To do:
For this exercise, report every line of the material that includes "ShaneYit".
------ Material provided
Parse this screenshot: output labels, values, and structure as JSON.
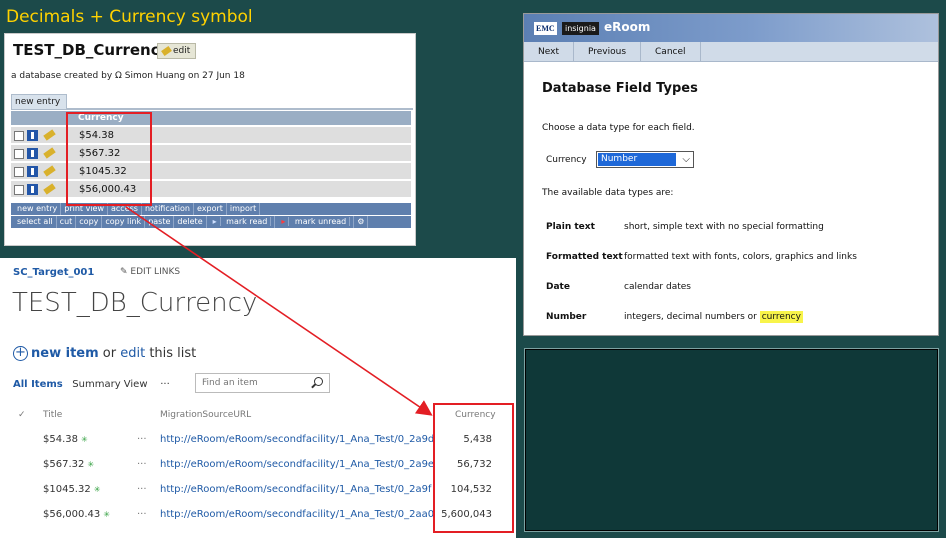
{
  "slide": {
    "title": "Decimals + Currency symbol"
  },
  "eroom_db": {
    "title": "TEST_DB_Currency",
    "edit_label": "edit",
    "created_by": "a database created by Ω Simon Huang on 27 Jun 18",
    "new_entry_tab": "new entry",
    "column_header": "Currency",
    "rows": [
      "$54.38",
      "$567.32",
      "$1045.32",
      "$56,000.43"
    ],
    "toolbar_row1": [
      "new entry",
      "print view",
      "access",
      "notification",
      "export",
      "import"
    ],
    "toolbar_row2": [
      "select all",
      "cut",
      "copy",
      "copy link",
      "paste",
      "delete",
      "mark read",
      "mark unread",
      "⚙"
    ]
  },
  "eroom_dialog": {
    "brand_emc": "EMC",
    "brand_insignia": "insignia",
    "brand_eroom": "eRoom",
    "nav": [
      "Next",
      "Previous",
      "Cancel"
    ],
    "title": "Database Field Types",
    "instruction": "Choose a data type for each field.",
    "field_label": "Currency",
    "field_value": "Number",
    "available_label": "The available data types are:",
    "types": [
      {
        "name": "Plain text",
        "desc": "short, simple text with no special formatting"
      },
      {
        "name": "Formatted text",
        "desc": "formatted text with fonts, colors, graphics and links"
      },
      {
        "name": "Date",
        "desc": "calendar dates"
      },
      {
        "name": "Number",
        "desc": "integers, decimal numbers or ",
        "highlight": "currency"
      }
    ],
    "highlight_color": "#f8f44a"
  },
  "sharepoint": {
    "site_name": "SC_Target_001",
    "edit_links": "EDIT LINKS",
    "list_title": "TEST_DB_Currency",
    "new_item": "new item",
    "or_text": " or ",
    "edit_text": "edit",
    "this_list": " this list",
    "views": [
      "All Items",
      "Summary View",
      "···"
    ],
    "search_placeholder": "Find an item",
    "headers": {
      "check": "✓",
      "title": "Title",
      "url": "MigrationSourceURL",
      "currency": "Currency"
    },
    "rows": [
      {
        "title": "$54.38",
        "url": "http://eRoom/eRoom/secondfacility/1_Ana_Test/0_2a9d",
        "currency": "5,438"
      },
      {
        "title": "$567.32",
        "url": "http://eRoom/eRoom/secondfacility/1_Ana_Test/0_2a9e",
        "currency": "56,732"
      },
      {
        "title": "$1045.32",
        "url": "http://eRoom/eRoom/secondfacility/1_Ana_Test/0_2a9f",
        "currency": "104,532"
      },
      {
        "title": "$56,000.43",
        "url": "http://eRoom/eRoom/secondfacility/1_Ana_Test/0_2aa0",
        "currency": "5,600,043"
      }
    ],
    "new_badge": "✳",
    "row_dots": "···"
  },
  "colors": {
    "slide_bg": "#1c4a4a",
    "title_yellow": "#ffd200",
    "highlight_red": "#e31e24",
    "sharepoint_blue": "#1f5aa6"
  }
}
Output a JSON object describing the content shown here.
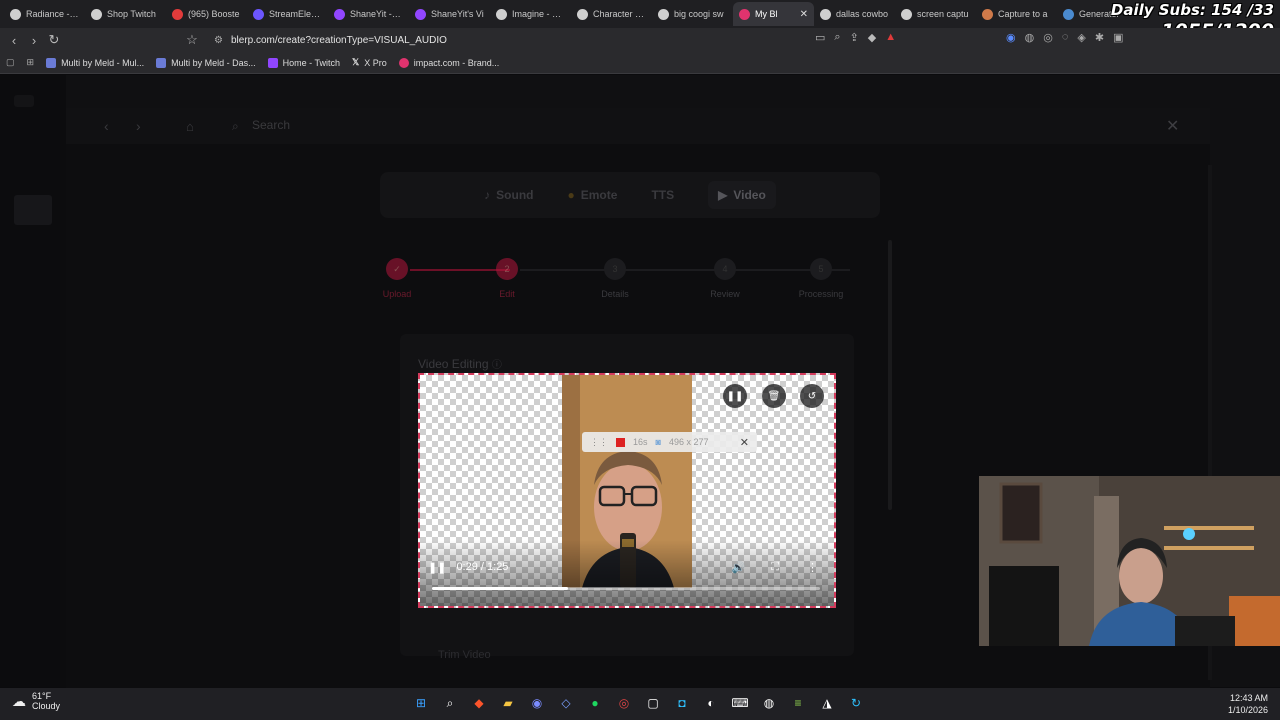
{
  "browser": {
    "tabs": [
      {
        "label": "Radiance - Fu",
        "color": "#cfcfcf",
        "active": false
      },
      {
        "label": "Shop Twitch",
        "color": "#cfcfcf",
        "active": false
      },
      {
        "label": "(965) Booste",
        "color": "#e23b3b",
        "active": false
      },
      {
        "label": "StreamEleme",
        "color": "#6c56ff",
        "active": false
      },
      {
        "label": "ShaneYit - Ch",
        "color": "#9146ff",
        "active": false
      },
      {
        "label": "ShaneYit's Vi",
        "color": "#9146ff",
        "active": false
      },
      {
        "label": "Imagine - Gro",
        "color": "#cfcfcf",
        "active": false
      },
      {
        "label": "Character De",
        "color": "#cfcfcf",
        "active": false
      },
      {
        "label": "big coogi sw",
        "color": "#cfcfcf",
        "active": false
      },
      {
        "label": "My Bl",
        "color": "#e0336e",
        "active": true
      },
      {
        "label": "dallas cowbo",
        "color": "#cfcfcf",
        "active": false
      },
      {
        "label": "screen captu",
        "color": "#cfcfcf",
        "active": false
      },
      {
        "label": "Capture to a",
        "color": "#cf7a4a",
        "active": false
      },
      {
        "label": "Generator",
        "color": "#4a8acf",
        "active": false
      }
    ],
    "url": "blerp.com/create?creationType=VISUAL_AUDIO",
    "bookmarks": [
      "Multi by Meld - Mul...",
      "Multi by Meld - Das...",
      "Home - Twitch",
      "X Pro",
      "impact.com - Brand..."
    ]
  },
  "overlay": {
    "daily_subs": "Daily Subs: 154 /33",
    "goal": "1055/1200"
  },
  "page": {
    "search_placeholder": "Search",
    "types": [
      {
        "label": "Sound",
        "selected": false
      },
      {
        "label": "Emote",
        "selected": false
      },
      {
        "label": "TTS",
        "selected": false
      },
      {
        "label": "Video",
        "selected": true
      }
    ],
    "steps": [
      {
        "label": "Upload",
        "state": "done"
      },
      {
        "label": "Edit",
        "state": "current"
      },
      {
        "label": "Details",
        "state": "todo"
      },
      {
        "label": "Review",
        "state": "todo"
      },
      {
        "label": "Processing",
        "state": "todo"
      }
    ],
    "section_title": "Video Editing",
    "next_section_title": "Trim Video"
  },
  "video": {
    "rec_duration": "16s",
    "rec_size": "496 x 277",
    "current_time": "0:29",
    "duration": "1:25",
    "time_display": "0:29 / 1:25",
    "progress": 0.35
  },
  "taskbar": {
    "temperature": "61°F",
    "condition": "Cloudy",
    "time": "12:43 AM",
    "date": "1/10/2026"
  },
  "colors": {
    "accent": "#d43b5d",
    "step_done": "#b3163c"
  }
}
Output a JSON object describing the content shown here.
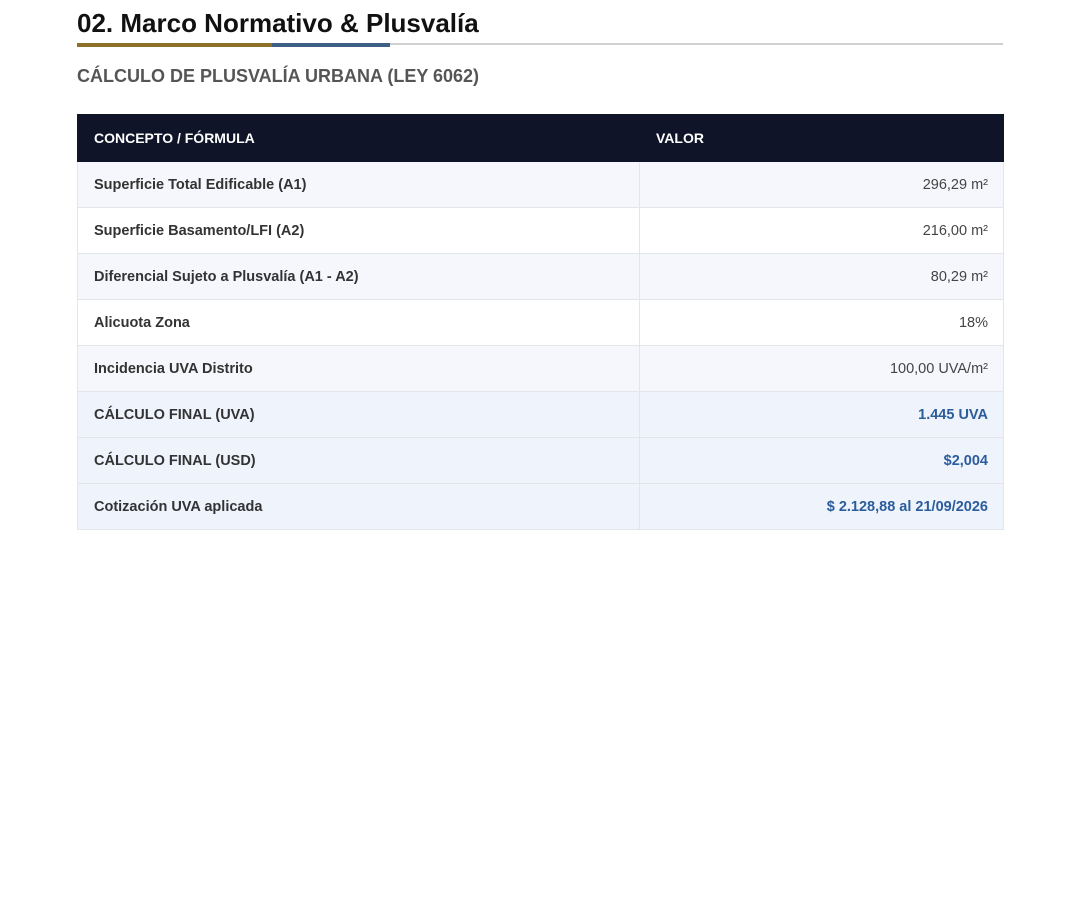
{
  "section": {
    "title": "02. Marco Normativo & Plusvalía",
    "subtitle": "CÁLCULO DE PLUSVALÍA URBANA (LEY 6062)"
  },
  "accent_colors": {
    "gold": "#8c7228",
    "blue": "#3f5f86",
    "header_bg": "#0f1428",
    "result_text": "#2b5d9c"
  },
  "table": {
    "headers": [
      "CONCEPTO / FÓRMULA",
      "VALOR"
    ],
    "rows": [
      {
        "concept": "Superficie Total Edificable (A1)",
        "value": "296,29 m²"
      },
      {
        "concept": "Superficie Basamento/LFI (A2)",
        "value": "216,00 m²"
      },
      {
        "concept": "Diferencial Sujeto a Plusvalía (A1 - A2)",
        "value": "80,29 m²"
      },
      {
        "concept": "Alicuota Zona",
        "value": "18%"
      },
      {
        "concept": "Incidencia UVA Distrito",
        "value": "100,00 UVA/m²"
      }
    ],
    "results": [
      {
        "concept": "CÁLCULO FINAL (UVA)",
        "value": "1.445 UVA"
      },
      {
        "concept": "CÁLCULO FINAL (USD)",
        "value": "$2,004"
      },
      {
        "concept": "Cotización UVA aplicada",
        "value": "$ 2.128,88 al 21/09/2026"
      }
    ]
  }
}
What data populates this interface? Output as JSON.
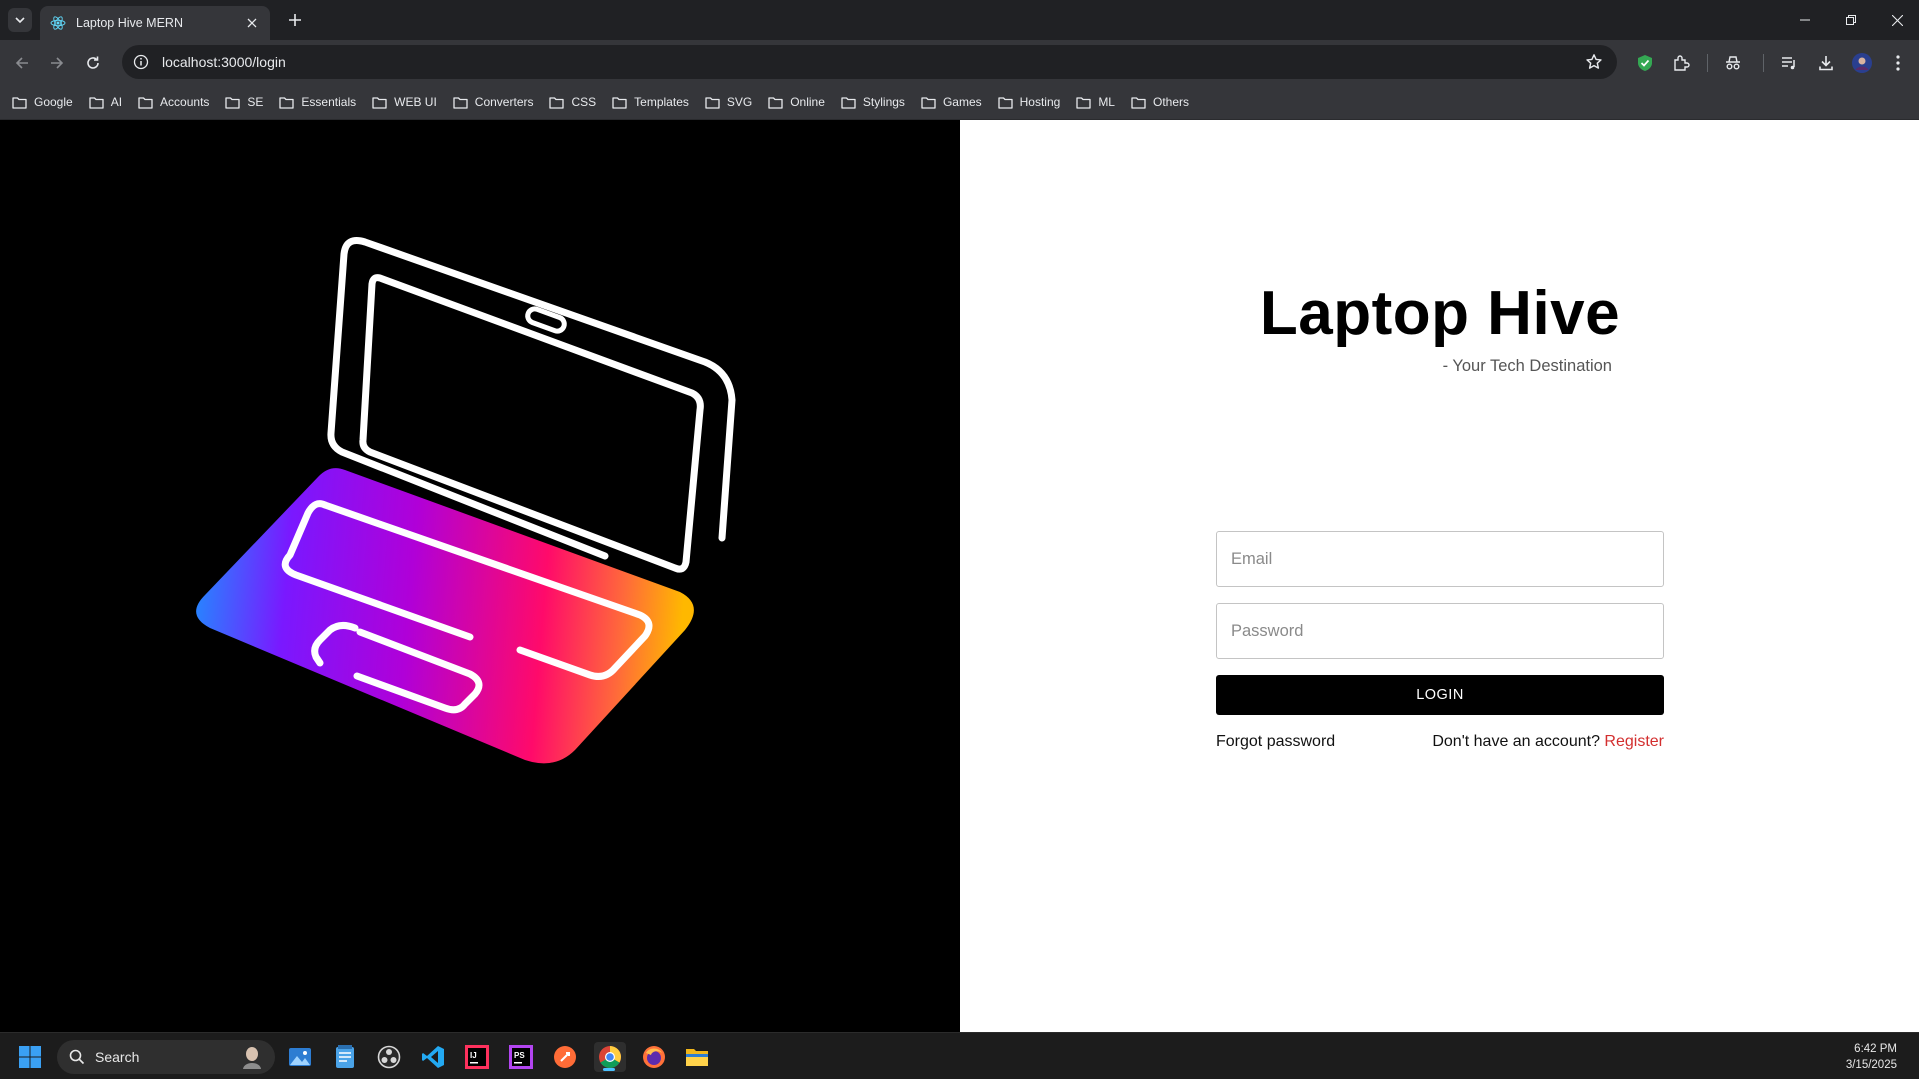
{
  "browser": {
    "tab_title": "Laptop Hive MERN",
    "url": "localhost:3000/login",
    "bookmarks": [
      "Google",
      "AI",
      "Accounts",
      "SE",
      "Essentials",
      "WEB UI",
      "Converters",
      "CSS",
      "Templates",
      "SVG",
      "Online",
      "Stylings",
      "Games",
      "Hosting",
      "ML",
      "Others"
    ]
  },
  "login": {
    "title": "Laptop Hive",
    "tagline": "- Your Tech Destination",
    "email_placeholder": "Email",
    "password_placeholder": "Password",
    "login_button": "LOGIN",
    "forgot_password": "Forgot password",
    "no_account": "Don't have an account?",
    "register": "Register"
  },
  "taskbar": {
    "search_label": "Search",
    "time": "6:42 PM",
    "date": "3/15/2025"
  },
  "colors": {
    "accent_register": "#d32f2f",
    "button_bg": "#000000",
    "gradient": [
      "#1e90ff",
      "#8b00ff",
      "#e0006f",
      "#ff1a5e",
      "#ffb000"
    ]
  }
}
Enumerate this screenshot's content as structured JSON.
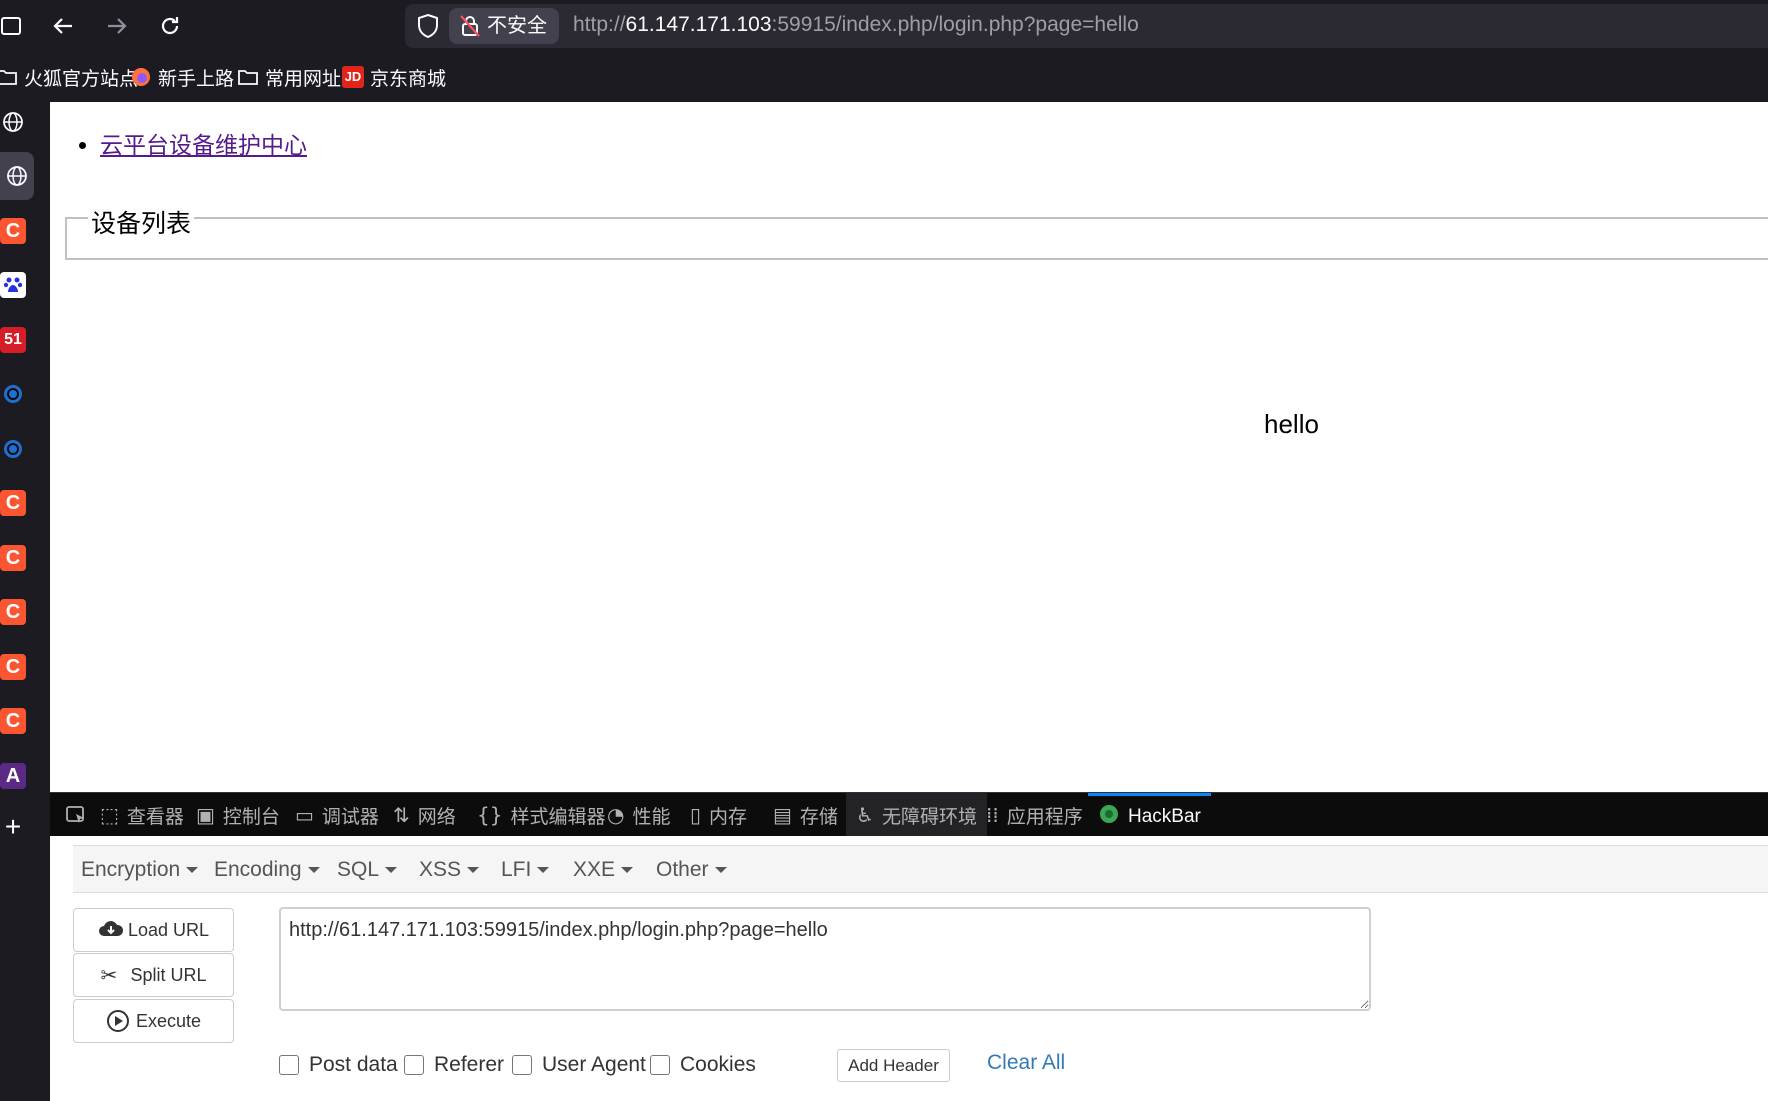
{
  "toolbar": {
    "security_label": "不安全",
    "url_prefix": "http://",
    "url_host": "61.147.171.103",
    "url_rest": ":59915/index.php/login.php?page=hello"
  },
  "bookmarks": [
    {
      "label": "火狐官方站点",
      "icon": "folder-icon"
    },
    {
      "label": "新手上路",
      "icon": "firefox-icon"
    },
    {
      "label": "常用网址",
      "icon": "folder-icon"
    },
    {
      "label": "京东商城",
      "icon": "jd-icon"
    }
  ],
  "sidebar": {
    "items": [
      "globe",
      "globe",
      "C",
      "baidu",
      "51",
      "spiral",
      "spiral",
      "C",
      "C",
      "C",
      "C",
      "C",
      "A",
      "+"
    ]
  },
  "page": {
    "nav_link": "云平台设备维护中心",
    "legend": "设备列表",
    "output": "hello"
  },
  "devtools": {
    "tabs": [
      {
        "label": "查看器",
        "icon": "inspector-icon"
      },
      {
        "label": "控制台",
        "icon": "console-icon"
      },
      {
        "label": "调试器",
        "icon": "debugger-icon"
      },
      {
        "label": "网络",
        "icon": "network-icon"
      },
      {
        "label": "样式编辑器",
        "icon": "style-editor-icon"
      },
      {
        "label": "性能",
        "icon": "performance-icon"
      },
      {
        "label": "内存",
        "icon": "memory-icon"
      },
      {
        "label": "存储",
        "icon": "storage-icon"
      },
      {
        "label": "无障碍环境",
        "icon": "accessibility-icon"
      },
      {
        "label": "应用程序",
        "icon": "application-icon"
      },
      {
        "label": "HackBar",
        "icon": "hackbar-icon"
      }
    ]
  },
  "hackbar": {
    "menus": [
      "Encryption",
      "Encoding",
      "SQL",
      "XSS",
      "LFI",
      "XXE",
      "Other"
    ],
    "buttons": {
      "load": "Load URL",
      "split": "Split URL",
      "execute": "Execute"
    },
    "url_value": "http://61.147.171.103:59915/index.php/login.php?page=hello",
    "options": [
      "Post data",
      "Referer",
      "User Agent",
      "Cookies"
    ],
    "add_header": "Add Header",
    "clear_all": "Clear All"
  }
}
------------
Problem solution:
        "label": "ShaneYit - Ch",
        "label": "ShaneYit's Vi",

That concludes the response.